“We produced a traditional-inspired natural Arabian brand,” Sendi said. “We don’t have to import this. Why can’t we build our own male beauty brands? There’s no reason why we can’t and it’s a self-defeating ideology to think we can’t.”

The fragrances they have on offer are very familiar to the Arab region, ranging from musk and oud to rose and amber. Their male-grooming products now encompass oils, brushes, kits, soaps and balms that are free of preservatives and chemicals, making them gentle and eco-friendly.

Sendi says his aim is to help men feel confident in their own skin. “We believe, on a greater scale, that if men are allowed different emotions like beauty and care instead of just anger being the only expression we are allowed, that it’s better for our community, our society and for us as individuals and that’s how we all get better,” he said. “This is the mission of Diggn’ It and the impact we want to have.”




Sendi would like to see more mentorship, support and understanding around young entrepreneurs. (Supplied)

Born in Canada, Sendi and his family moved to Jeddah soon after he finished school. He then returned to study anthropology and religion in Toronto, before hopping to South Korea to teach English for a year. After a stint studying economics in Canada, he worked in a hospital helping children with cancer, a job he found extremely fulfilling.

Two years later, he moved to New York to pursue a master’s in social work and non-profit management, before he married and moved back to the Kingdom in 2013. Disillusionment with the corporate world had set in, however, and a desire to return to Saudi Arabia to serve people had grown.

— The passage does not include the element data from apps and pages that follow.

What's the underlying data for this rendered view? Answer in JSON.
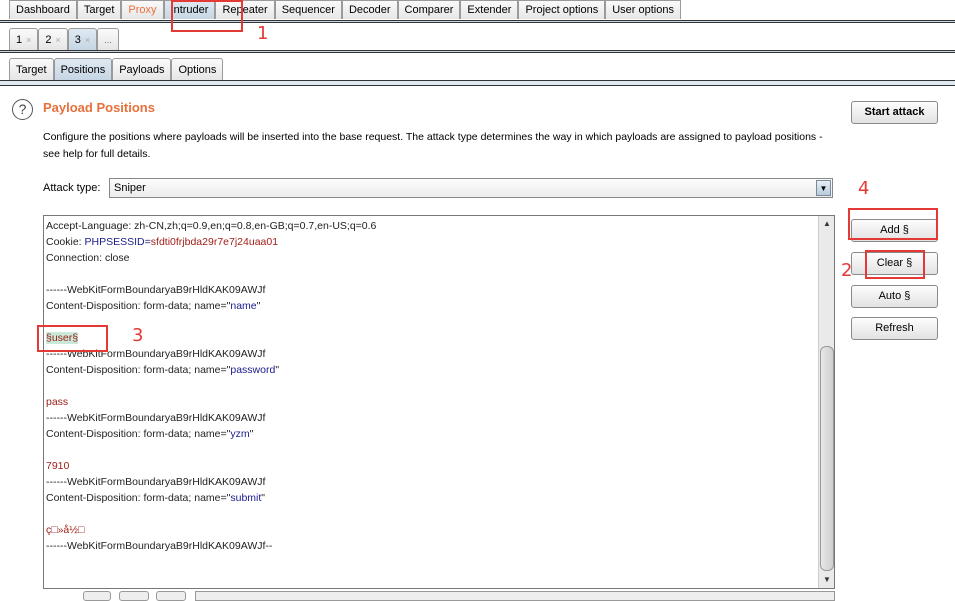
{
  "main_tabs": [
    {
      "label": "Dashboard"
    },
    {
      "label": "Target"
    },
    {
      "label": "Proxy"
    },
    {
      "label": "Intruder"
    },
    {
      "label": "Repeater"
    },
    {
      "label": "Sequencer"
    },
    {
      "label": "Decoder"
    },
    {
      "label": "Comparer"
    },
    {
      "label": "Extender"
    },
    {
      "label": "Project options"
    },
    {
      "label": "User options"
    }
  ],
  "attack_tabs": [
    {
      "label": "1",
      "close": "×"
    },
    {
      "label": "2",
      "close": "×"
    },
    {
      "label": "3",
      "close": "×"
    },
    {
      "label": "...",
      "close": ""
    }
  ],
  "sub_tabs": [
    {
      "label": "Target"
    },
    {
      "label": "Positions"
    },
    {
      "label": "Payloads"
    },
    {
      "label": "Options"
    }
  ],
  "panel": {
    "help": "?",
    "title": "Payload Positions",
    "description": "Configure the positions where payloads will be inserted into the base request. The attack type determines the way in which payloads are assigned to payload positions - see help for full details.",
    "attack_type_label": "Attack type:",
    "attack_type_value": "Sniper"
  },
  "buttons": {
    "start_attack": "Start attack",
    "add": "Add §",
    "clear": "Clear §",
    "auto": "Auto §",
    "refresh": "Refresh"
  },
  "request": {
    "l1": "Accept-Language: zh-CN,zh;q=0.9,en;q=0.8,en-GB;q=0.7,en-US;q=0.6",
    "l2a": "Cookie: ",
    "l2b": "PHPSESSID",
    "l2c": "=",
    "l2d": "sfdti0frjbda29r7e7j24uaa01",
    "l3": "Connection: close",
    "boundary": "------WebKitFormBoundaryaB9rHldKAK09AWJf",
    "cd": "Content-Disposition: form-data; name=\"",
    "q": "\"",
    "n1": "name",
    "marked": "§user§",
    "n2": "password",
    "v2": "pass",
    "n3": "yzm",
    "v3": "7910",
    "n4": "submit",
    "v4": "ç□»å½□",
    "end": "------WebKitFormBoundaryaB9rHldKAK09AWJf--"
  },
  "annotations": {
    "a1": "1",
    "a2": "2",
    "a3": "3",
    "a4": "4"
  },
  "colors": {
    "accent": "#e8703a",
    "annotation": "#e53935",
    "key": "#1a1a8c",
    "value": "#a0201a"
  }
}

So what is the appeal of facial hair?

“Beards are a male accessory,” Sendi said. “We can lose a lot of hair on our heads over time, but our beards can grow with us and it’s a real symbol. It carries you and becomes your identity and it has created a community of people.”

Diggn’ It landed its first big break when it was featured on Shark Tank Arabia last year, and officially launched in the UAE last month. “It allows people to be more of who they are and find comfort in who they are,” Sendi said.

Although his wife is now a full-time mother of two, the company continues to grow — not bad for a startup launched with just SAR 5,000 ($1,330) on the table. With two new scents — Smoke & Pine and Citrus — just launched, the team now ships to 26 countries around the world.

“What’s beautiful about entrepreneurship is there’s no friction between you and the market,” Sendi said. “The market doesn’t care about you. It’s a brutal but honest teacher and that’s refreshing.”

 




Diggn’ It landed its first big break when it was featured on Shark Tank Arabia last year. (Supplied)

He spoke of a general misconception that local brands are not up to par with international standards — a theory he views as self-defeating. “You have to get creative and become a leader if you want to be an entrepreneur,” he said.

“For young Saudis and young people in the region and in the world, it’s a big card game and everybody has their deck. You team up with people who have cards you don’t have — this is very empowering.”

For others to succeed, Sendi would like to see more mentorship, support and understanding around young entrepreneurs, although he thanks technological innovations for a lot of his own success. “We don’t have offices. We do everything digitally,” he said. “It makes us think in a different way.”

In a changing region, the future looks bright. “Whenever an Arab man started growing his beard, the comments were about him being a terrorist and shaving before going to the airport,” Sendi said.

“In some circles today, it’s changed and overall it’s changing. It’s part of the trend. Men are taking more care of themselves.”

Twitter: @CalineMalek